(Items listed in a dataset)
★ ★ ★
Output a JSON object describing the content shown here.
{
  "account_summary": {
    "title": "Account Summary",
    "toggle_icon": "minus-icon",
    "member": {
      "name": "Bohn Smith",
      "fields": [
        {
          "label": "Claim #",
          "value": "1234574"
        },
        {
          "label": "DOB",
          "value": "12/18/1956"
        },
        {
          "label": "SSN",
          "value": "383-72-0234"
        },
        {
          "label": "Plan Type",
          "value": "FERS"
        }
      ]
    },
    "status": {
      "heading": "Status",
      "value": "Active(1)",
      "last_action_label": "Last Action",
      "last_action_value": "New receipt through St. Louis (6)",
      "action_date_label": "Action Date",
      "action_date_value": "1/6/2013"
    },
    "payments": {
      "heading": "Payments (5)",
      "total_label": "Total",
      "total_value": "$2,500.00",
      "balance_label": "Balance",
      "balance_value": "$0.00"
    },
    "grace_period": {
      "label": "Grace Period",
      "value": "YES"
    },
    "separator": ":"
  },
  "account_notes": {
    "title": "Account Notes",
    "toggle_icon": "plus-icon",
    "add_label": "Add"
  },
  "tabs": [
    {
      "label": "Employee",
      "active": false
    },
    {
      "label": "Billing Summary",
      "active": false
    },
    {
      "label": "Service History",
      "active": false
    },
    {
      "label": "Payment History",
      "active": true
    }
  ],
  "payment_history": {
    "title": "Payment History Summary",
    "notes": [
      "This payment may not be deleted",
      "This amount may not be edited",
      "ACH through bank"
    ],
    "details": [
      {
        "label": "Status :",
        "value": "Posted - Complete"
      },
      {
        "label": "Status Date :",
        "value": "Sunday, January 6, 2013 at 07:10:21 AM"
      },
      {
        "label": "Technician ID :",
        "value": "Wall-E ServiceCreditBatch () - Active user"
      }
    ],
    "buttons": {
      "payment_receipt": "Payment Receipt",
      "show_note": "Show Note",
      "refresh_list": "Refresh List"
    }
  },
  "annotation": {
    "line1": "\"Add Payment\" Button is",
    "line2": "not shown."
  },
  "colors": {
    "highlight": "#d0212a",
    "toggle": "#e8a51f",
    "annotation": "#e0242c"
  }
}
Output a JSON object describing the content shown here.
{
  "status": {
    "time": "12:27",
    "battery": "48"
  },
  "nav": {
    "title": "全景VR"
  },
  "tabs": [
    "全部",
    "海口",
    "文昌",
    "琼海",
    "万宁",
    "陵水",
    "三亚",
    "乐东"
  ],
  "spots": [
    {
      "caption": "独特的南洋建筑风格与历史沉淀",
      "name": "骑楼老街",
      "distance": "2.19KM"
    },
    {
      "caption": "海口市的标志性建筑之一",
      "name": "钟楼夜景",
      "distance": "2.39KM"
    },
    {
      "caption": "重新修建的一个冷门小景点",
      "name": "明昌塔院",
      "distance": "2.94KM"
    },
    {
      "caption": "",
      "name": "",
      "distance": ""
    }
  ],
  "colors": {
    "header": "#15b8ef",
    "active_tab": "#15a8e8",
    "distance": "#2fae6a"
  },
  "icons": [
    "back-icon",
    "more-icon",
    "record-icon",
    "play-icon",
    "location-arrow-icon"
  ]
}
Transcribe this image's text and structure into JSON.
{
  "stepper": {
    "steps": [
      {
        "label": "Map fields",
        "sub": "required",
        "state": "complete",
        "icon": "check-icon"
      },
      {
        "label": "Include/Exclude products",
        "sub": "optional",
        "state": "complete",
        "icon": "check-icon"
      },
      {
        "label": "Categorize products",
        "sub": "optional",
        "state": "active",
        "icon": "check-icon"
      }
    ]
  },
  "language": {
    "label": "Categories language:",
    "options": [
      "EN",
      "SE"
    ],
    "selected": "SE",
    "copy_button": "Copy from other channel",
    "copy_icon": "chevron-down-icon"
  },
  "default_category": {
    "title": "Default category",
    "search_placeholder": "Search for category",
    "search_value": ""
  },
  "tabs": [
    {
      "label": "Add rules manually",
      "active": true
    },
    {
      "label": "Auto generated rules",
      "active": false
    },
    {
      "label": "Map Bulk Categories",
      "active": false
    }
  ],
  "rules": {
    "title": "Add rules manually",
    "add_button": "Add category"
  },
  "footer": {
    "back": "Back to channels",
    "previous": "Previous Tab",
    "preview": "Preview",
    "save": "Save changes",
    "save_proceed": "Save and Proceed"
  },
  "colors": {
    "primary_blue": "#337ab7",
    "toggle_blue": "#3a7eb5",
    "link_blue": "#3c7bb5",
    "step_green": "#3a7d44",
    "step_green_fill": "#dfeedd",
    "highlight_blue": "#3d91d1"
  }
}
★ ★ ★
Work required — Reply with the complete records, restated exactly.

Output of the exercise —
Output a JSON object describing the content shown here.
{
  "account_summary": {
    "title": "Account Summary",
    "toggle_icon": "minus-icon",
    "member": {
      "name": "Bohn Smith",
      "fields": [
        {
          "label": "Claim #",
          "value": "1234574"
        },
        {
          "label": "DOB",
          "value": "12/18/1956"
        },
        {
          "label": "SSN",
          "value": "383-72-0234"
        },
        {
          "label": "Plan Type",
          "value": "FERS"
        }
      ]
    },
    "status": {
      "heading": "Status",
      "value": "Active(1)",
      "last_action_label": "Last Action",
      "last_action_value": "New receipt through St. Louis (6)",
      "action_date_label": "Action Date",
      "action_date_value": "1/6/2013"
    },
    "payments": {
      "heading": "Payments (5)",
      "total_label": "Total",
      "total_value": "$2,500.00",
      "balance_label": "Balance",
      "balance_value": "$0.00"
    },
    "grace_period": {
      "label": "Grace Period",
      "value": "YES"
    },
    "separator": ":"
  },
  "account_notes": {
    "title": "Account Notes",
    "toggle_icon": "plus-icon",
    "add_label": "Add"
  },
  "tabs": [
    {
      "label": "Employee",
      "active": false
    },
    {
      "label": "Billing Summary",
      "active": false
    },
    {
      "label": "Service History",
      "active": false
    },
    {
      "label": "Payment History",
      "active": true
    }
  ],
  "payment_history": {
    "title": "Payment History Summary",
    "notes": [
      "This payment may not be deleted",
      "This amount may not be edited",
      "ACH through bank"
    ],
    "details": [
      {
        "label": "Status :",
        "value": "Posted - Complete"
      },
      {
        "label": "Status Date :",
        "value": "Sunday, January 6, 2013 at 07:10:21 AM"
      },
      {
        "label": "Technician ID :",
        "value": "Wall-E ServiceCreditBatch () - Active user"
      }
    ],
    "buttons": {
      "payment_receipt": "Payment Receipt",
      "show_note": "Show Note",
      "refresh_list": "Refresh List"
    }
  },
  "annotation": {
    "line1": "\"Add Payment\" Button is",
    "line2": "not shown."
  },
  "colors": {
    "highlight": "#d0212a",
    "toggle": "#e8a51f",
    "annotation": "#e0242c"
  }
}
Output a JSON object describing the content shown here.
{
  "status": {
    "time": "12:27",
    "battery": "48"
  },
  "nav": {
    "title": "全景VR"
  },
  "tabs": [
    "全部",
    "海口",
    "文昌",
    "琼海",
    "万宁",
    "陵水",
    "三亚",
    "乐东"
  ],
  "spots": [
    {
      "caption": "独特的南洋建筑风格与历史沉淀",
      "name": "骑楼老街",
      "distance": "2.19KM"
    },
    {
      "caption": "海口市的标志性建筑之一",
      "name": "钟楼夜景",
      "distance": "2.39KM"
    },
    {
      "caption": "重新修建的一个冷门小景点",
      "name": "明昌塔院",
      "distance": "2.94KM"
    },
    {
      "caption": "",
      "name": "",
      "distance": ""
    }
  ],
  "colors": {
    "header": "#15b8ef",
    "active_tab": "#15a8e8",
    "distance": "#2fae6a"
  },
  "icons": [
    "back-icon",
    "more-icon",
    "record-icon",
    "play-icon",
    "location-arrow-icon"
  ]
}
Transcribe this image's text and structure into JSON.
{
  "stepper": {
    "steps": [
      {
        "label": "Map fields",
        "sub": "required",
        "state": "complete",
        "icon": "check-icon"
      },
      {
        "label": "Include/Exclude products",
        "sub": "optional",
        "state": "complete",
        "icon": "check-icon"
      },
      {
        "label": "Categorize products",
        "sub": "optional",
        "state": "active",
        "icon": "check-icon"
      }
    ]
  },
  "language": {
    "label": "Categories language:",
    "options": [
      "EN",
      "SE"
    ],
    "selected": "SE",
    "copy_button": "Copy from other channel",
    "copy_icon": "chevron-down-icon"
  },
  "default_category": {
    "title": "Default category",
    "search_placeholder": "Search for category",
    "search_value": ""
  },
  "tabs": [
    {
      "label": "Add rules manually",
      "active": true
    },
    {
      "label": "Auto generated rules",
      "active": false
    },
    {
      "label": "Map Bulk Categories",
      "active": false
    }
  ],
  "rules": {
    "title": "Add rules manually",
    "add_button": "Add category"
  },
  "footer": {
    "back": "Back to channels",
    "previous": "Previous Tab",
    "preview": "Preview",
    "save": "Save changes",
    "save_proceed": "Save and Proceed"
  },
  "colors": {
    "primary_blue": "#337ab7",
    "toggle_blue": "#3a7eb5",
    "link_blue": "#3c7bb5",
    "step_green": "#3a7d44",
    "step_green_fill": "#dfeedd",
    "highlight_blue": "#3d91d1"
  }
}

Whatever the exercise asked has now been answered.